kingdomAnimalia()
Bilateria
EubilateriaAx 1987
Protostomia
Spiralia
superphylumLophotrochozoa
phylumMollusca
classBivalvia
RankNameAuthor
orderProtobranchiaPelseneer 1889
superorderNuculaniformiiCarter et al. 2000
orderNuculanida(Carter et al. 2000)
superfamilyNuculanoideaAdams and Adams 1858
familyNuculanidaeAdams and Adams 1858
genusPolidevcia(Tschernyschev 1943)
speciesbellistriata()

If no rank is listed, the taxon is considered an unranked clade in modern classifications. Ranks may be repeated or presented in the wrong order because authors working on different parts of the classification may disagree about how to rank taxa.

Diagnosis
ReferenceDiagnosis
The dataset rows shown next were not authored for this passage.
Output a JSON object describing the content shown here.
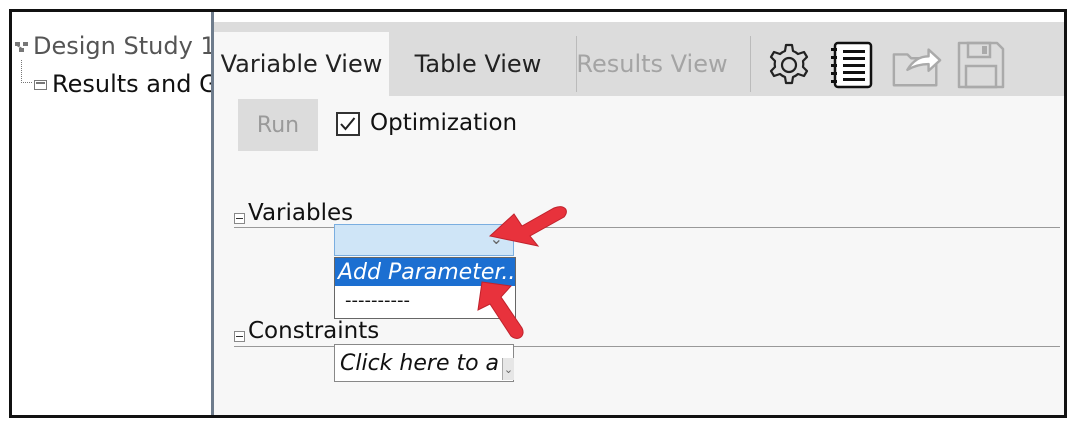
{
  "tree": {
    "items": [
      {
        "label": "Design Study 1",
        "icon": "design-study-icon"
      },
      {
        "label": "Results and G",
        "icon": "results-icon"
      }
    ]
  },
  "tabs": [
    {
      "label": "Variable View",
      "state": "active"
    },
    {
      "label": "Table View",
      "state": "normal"
    },
    {
      "label": "Results View",
      "state": "disabled"
    }
  ],
  "toolbar_icons": [
    "gear-icon",
    "notebook-icon",
    "export-folder-icon",
    "save-disk-icon"
  ],
  "run_label": "Run",
  "optimization": {
    "label": "Optimization",
    "checked": true
  },
  "sections": {
    "variables": "Variables",
    "constraints": "Constraints"
  },
  "variables_dropdown": {
    "options": [
      "Add Parameter...",
      "----------"
    ],
    "selected": "Add Parameter..."
  },
  "constraints_combo": {
    "text": "Click here to a"
  },
  "colors": {
    "selection": "#1c6fd1",
    "combo_bg": "#cfe5f7",
    "annotation_arrow": "#e8323c"
  }
}
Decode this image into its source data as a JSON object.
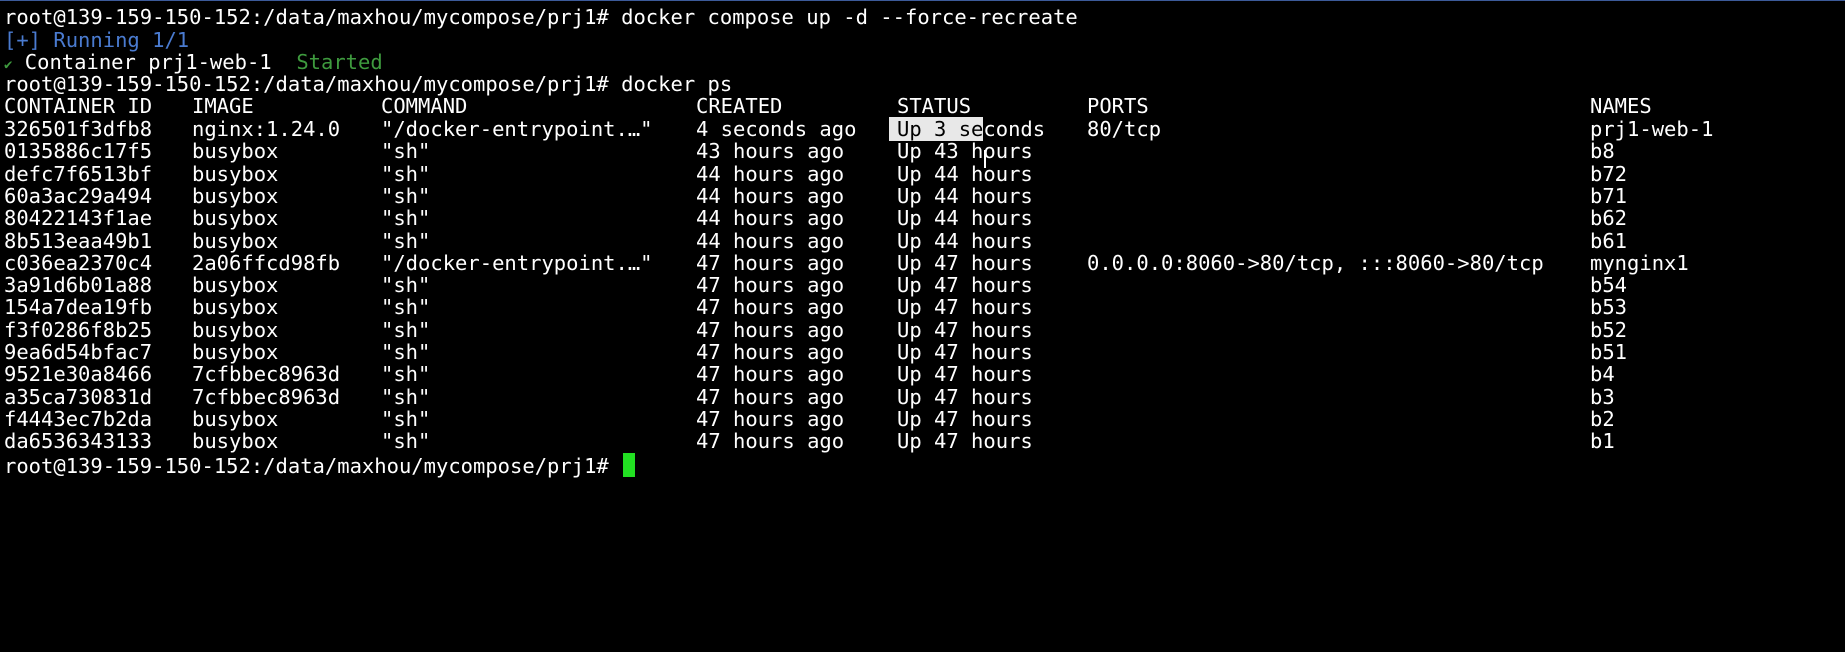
{
  "terminal": {
    "prompt": "root@139-159-150-152:/data/maxhou/mycompose/prj1#",
    "cmd1": "docker compose up -d --force-recreate",
    "running": "[+] Running 1/1",
    "check": "✔",
    "container_text": "Container prj1-web-1",
    "started": "Started",
    "cmd2": "docker ps",
    "headers": {
      "id": "CONTAINER ID",
      "image": "IMAGE",
      "command": "COMMAND",
      "created": "CREATED",
      "status": "STATUS",
      "ports": "PORTS",
      "names": "NAMES"
    },
    "status_selected": "Up 3 se",
    "status_rest": "conds",
    "rows": [
      {
        "id": "326501f3dfb8",
        "image": "nginx:1.24.0",
        "command": "\"/docker-entrypoint.…\"",
        "created": "4 seconds ago",
        "status": "Up 3 seconds",
        "ports": "80/tcp",
        "names": "prj1-web-1"
      },
      {
        "id": "0135886c17f5",
        "image": "busybox",
        "command": "\"sh\"",
        "created": "43 hours ago",
        "status": "Up 43 hours",
        "ports": "",
        "names": "b8"
      },
      {
        "id": "defc7f6513bf",
        "image": "busybox",
        "command": "\"sh\"",
        "created": "44 hours ago",
        "status": "Up 44 hours",
        "ports": "",
        "names": "b72"
      },
      {
        "id": "60a3ac29a494",
        "image": "busybox",
        "command": "\"sh\"",
        "created": "44 hours ago",
        "status": "Up 44 hours",
        "ports": "",
        "names": "b71"
      },
      {
        "id": "80422143f1ae",
        "image": "busybox",
        "command": "\"sh\"",
        "created": "44 hours ago",
        "status": "Up 44 hours",
        "ports": "",
        "names": "b62"
      },
      {
        "id": "8b513eaa49b1",
        "image": "busybox",
        "command": "\"sh\"",
        "created": "44 hours ago",
        "status": "Up 44 hours",
        "ports": "",
        "names": "b61"
      },
      {
        "id": "c036ea2370c4",
        "image": "2a06ffcd98fb",
        "command": "\"/docker-entrypoint.…\"",
        "created": "47 hours ago",
        "status": "Up 47 hours",
        "ports": "0.0.0.0:8060->80/tcp, :::8060->80/tcp",
        "names": "mynginx1"
      },
      {
        "id": "3a91d6b01a88",
        "image": "busybox",
        "command": "\"sh\"",
        "created": "47 hours ago",
        "status": "Up 47 hours",
        "ports": "",
        "names": "b54"
      },
      {
        "id": "154a7dea19fb",
        "image": "busybox",
        "command": "\"sh\"",
        "created": "47 hours ago",
        "status": "Up 47 hours",
        "ports": "",
        "names": "b53"
      },
      {
        "id": "f3f0286f8b25",
        "image": "busybox",
        "command": "\"sh\"",
        "created": "47 hours ago",
        "status": "Up 47 hours",
        "ports": "",
        "names": "b52"
      },
      {
        "id": "9ea6d54bfac7",
        "image": "busybox",
        "command": "\"sh\"",
        "created": "47 hours ago",
        "status": "Up 47 hours",
        "ports": "",
        "names": "b51"
      },
      {
        "id": "9521e30a8466",
        "image": "7cfbbec8963d",
        "command": "\"sh\"",
        "created": "47 hours ago",
        "status": "Up 47 hours",
        "ports": "",
        "names": "b4"
      },
      {
        "id": "a35ca730831d",
        "image": "7cfbbec8963d",
        "command": "\"sh\"",
        "created": "47 hours ago",
        "status": "Up 47 hours",
        "ports": "",
        "names": "b3"
      },
      {
        "id": "f4443ec7b2da",
        "image": "busybox",
        "command": "\"sh\"",
        "created": "47 hours ago",
        "status": "Up 47 hours",
        "ports": "",
        "names": "b2"
      },
      {
        "id": "da6536343133",
        "image": "busybox",
        "command": "\"sh\"",
        "created": "47 hours ago",
        "status": "Up 47 hours",
        "ports": "",
        "names": "b1"
      }
    ]
  },
  "colors": {
    "background": "#000000",
    "foreground": "#ffffff",
    "running_blue": "#4a7bd0",
    "started_green": "#3e9a3e",
    "cursor_green": "#22e022"
  }
}
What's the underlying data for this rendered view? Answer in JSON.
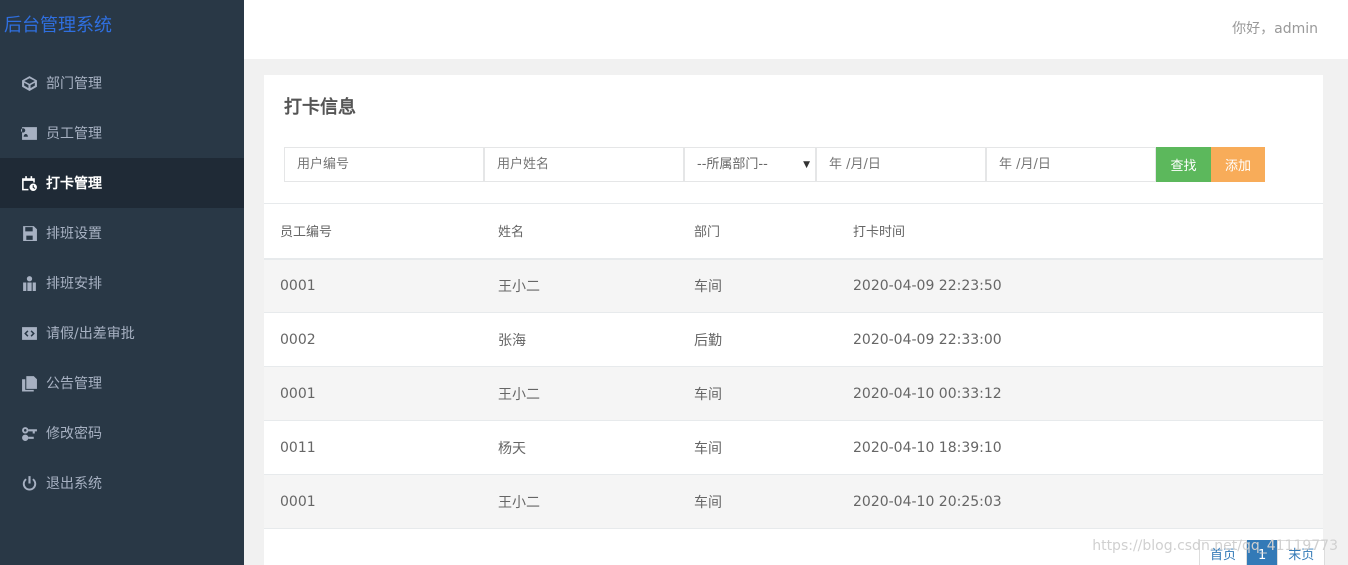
{
  "app": {
    "brand": "后台管理系统"
  },
  "header": {
    "greeting": "你好，admin"
  },
  "sidebar": {
    "items": [
      {
        "label": "部门管理",
        "icon": "cube-icon"
      },
      {
        "label": "员工管理",
        "icon": "id-card-icon"
      },
      {
        "label": "打卡管理",
        "icon": "clock-calendar-icon"
      },
      {
        "label": "排班设置",
        "icon": "save-icon"
      },
      {
        "label": "排班安排",
        "icon": "user-shift-icon"
      },
      {
        "label": "请假/出差审批",
        "icon": "code-icon"
      },
      {
        "label": "公告管理",
        "icon": "files-icon"
      },
      {
        "label": "修改密码",
        "icon": "key-icon"
      },
      {
        "label": "退出系统",
        "icon": "power-icon"
      }
    ],
    "active_index": 2
  },
  "panel": {
    "title": "打卡信息"
  },
  "filters": {
    "id_placeholder": "用户编号",
    "name_placeholder": "用户姓名",
    "dept_selected": "--所属部门--",
    "date_start": "年 /月/日",
    "date_end": "年 /月/日",
    "search_label": "查找",
    "add_label": "添加"
  },
  "table": {
    "headers": [
      "员工编号",
      "姓名",
      "部门",
      "打卡时间"
    ],
    "rows": [
      [
        "0001",
        "王小二",
        "车间",
        "2020-04-09 22:23:50"
      ],
      [
        "0002",
        "张海",
        "后勤",
        "2020-04-09 22:33:00"
      ],
      [
        "0001",
        "王小二",
        "车间",
        "2020-04-10 00:33:12"
      ],
      [
        "0011",
        "杨天",
        "车间",
        "2020-04-10 18:39:10"
      ],
      [
        "0001",
        "王小二",
        "车间",
        "2020-04-10 20:25:03"
      ]
    ]
  },
  "pager": {
    "first": "首页",
    "current": "1",
    "last": "末页"
  },
  "watermark": "https://blog.csdn.net/qq_41119773",
  "colors": {
    "sidebar": "#293846",
    "brand": "#2f6fe0",
    "search": "#5cb85c",
    "add": "#f8ac59",
    "accent": "#337ab7"
  }
}
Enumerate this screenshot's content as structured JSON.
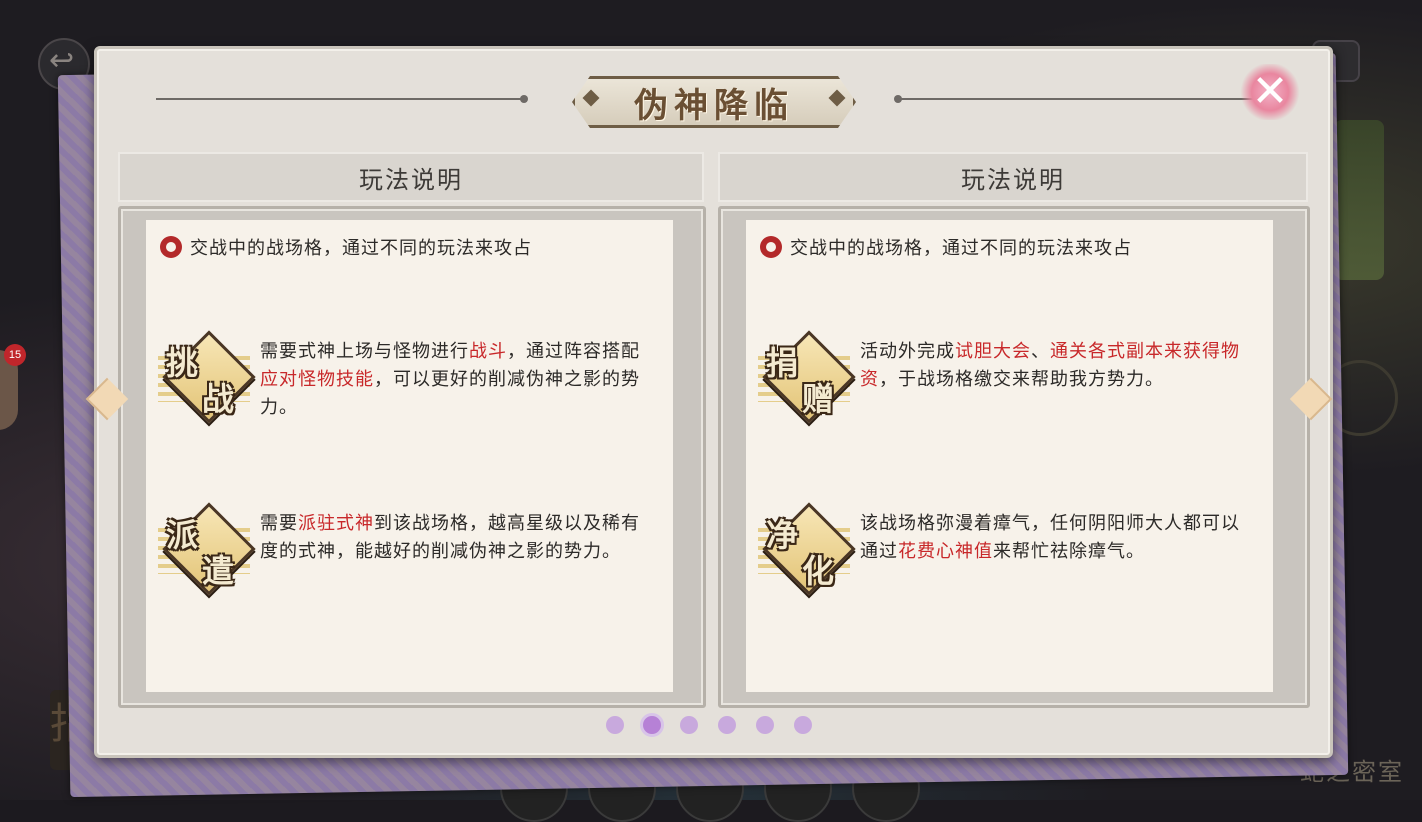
{
  "panel": {
    "title_chars": [
      "伪神降临"
    ],
    "close_icon": "close-icon"
  },
  "background": {
    "badge_count": "15",
    "footer_label": "蛇之密室",
    "corner_char": "指"
  },
  "columns": [
    {
      "header": "玩法说明",
      "intro": "交战中的战场格，通过不同的玩法来攻占",
      "entries": [
        {
          "icon_chars": [
            "挑",
            "战"
          ],
          "text_parts": [
            "需要式神上场与怪物进行",
            "战斗",
            "，通过阵容搭配",
            "应对怪物技能",
            "，可以更好的削减伪神之影的势力。"
          ]
        },
        {
          "icon_chars": [
            "派",
            "遣"
          ],
          "text_parts": [
            "需要",
            "派驻式神",
            "到该战场格，越高星级以及稀有度的式神，能越好的削减伪神之影的势力。"
          ]
        }
      ]
    },
    {
      "header": "玩法说明",
      "intro": "交战中的战场格，通过不同的玩法来攻占",
      "entries": [
        {
          "icon_chars": [
            "捐",
            "赠"
          ],
          "text_parts": [
            "活动外完成",
            "试胆大会",
            "、",
            "通关各式副本来获得物资",
            "，于战场格缴交来帮助我方势力。"
          ]
        },
        {
          "icon_chars": [
            "净",
            "化"
          ],
          "text_parts": [
            "该战场格弥漫着瘴气，任何阴阳师大人都可以通过",
            "花费心神值",
            "来帮忙祛除瘴气。"
          ]
        }
      ]
    }
  ],
  "pagination": {
    "total": 6,
    "active_index": 1
  },
  "colors": {
    "highlight": "#c8282a",
    "panel_bg": "#e4e0da",
    "paper_bg": "#f7f2ea",
    "dot": "#c8a9dd",
    "dot_active": "#b681d6"
  }
}
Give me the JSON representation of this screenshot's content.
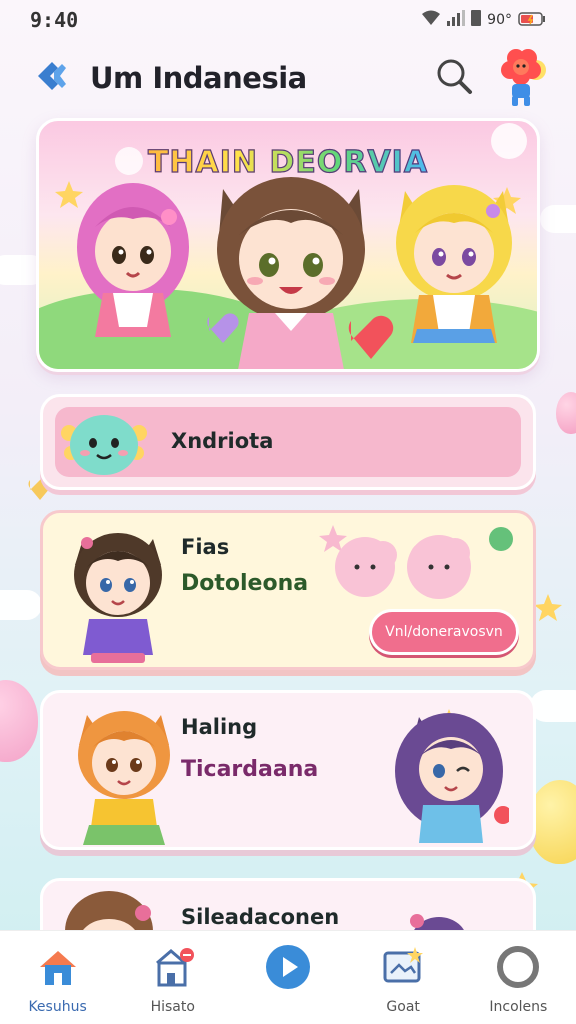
{
  "status_bar": {
    "time": "9:40",
    "network_text": "90°"
  },
  "header": {
    "title": "Um Indanesia",
    "back_icon": "back-arrow-icon",
    "search_icon": "search-icon",
    "mascot": "flower-mascot"
  },
  "hero": {
    "title": "THAIN DEORVIA"
  },
  "cards": [
    {
      "label": "Xndriota"
    },
    {
      "label": "Fias",
      "subtitle": "Dotoleona",
      "button": "Vnl/doneravosvn"
    },
    {
      "label": "Haling",
      "subtitle": "Ticardaana"
    },
    {
      "label": "Sileadaconen"
    }
  ],
  "nav": [
    {
      "label": "Kesuhus",
      "icon": "home-icon",
      "active": true
    },
    {
      "label": "Hisato",
      "icon": "store-icon",
      "active": false
    },
    {
      "label": "",
      "icon": "play-icon",
      "active": false
    },
    {
      "label": "Goat",
      "icon": "sparkle-card-icon",
      "active": false
    },
    {
      "label": "Incolens",
      "icon": "ring-icon",
      "active": false
    }
  ],
  "colors": {
    "accent_pink": "#f06e8d",
    "card_pink": "#f6b8cd",
    "card_yellow": "#fff7dc",
    "nav_blue": "#3a8cd8"
  }
}
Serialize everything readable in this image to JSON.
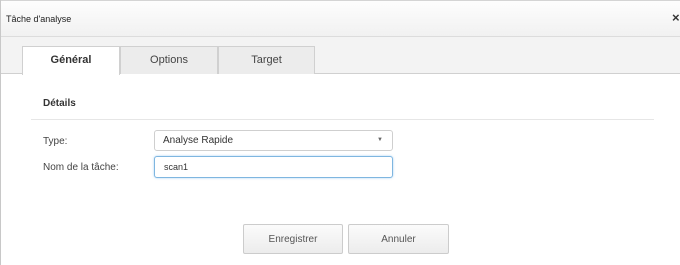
{
  "dialog": {
    "title": "Tâche d'analyse",
    "close_glyph": "×"
  },
  "tabs": [
    {
      "label": "Général",
      "active": true
    },
    {
      "label": "Options",
      "active": false
    },
    {
      "label": "Target",
      "active": false
    }
  ],
  "details": {
    "section_title": "Détails",
    "type_label": "Type:",
    "type_value": "Analyse Rapide",
    "name_label": "Nom de la tâche:",
    "name_value": "scan1"
  },
  "buttons": {
    "save_label": "Enregistrer",
    "cancel_label": "Annuler"
  },
  "icons": {
    "close": "close-icon",
    "dropdown": "chevron-down-icon"
  },
  "colors": {
    "focus_border": "#7fb6e0",
    "tab_active_bg": "#ffffff",
    "tab_inactive_bg": "#ececec"
  }
}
B. S. Kues et al. 2002The beaks are high, narrow, strongly curved, and opisthogyrate, and although the specimens are crushed, remnants of a shallow escutcheon are preserved along the hingeline. The ornamentation is the distinctive pattern of step-ribs—narrow comarginal bands that are high dorsally but slope ventrally (Yancey, 1978)—that characterize the species. On weathered specimens the high margins of these bands tend to become isolated, giving the appearance of sharp, comarginal lirae.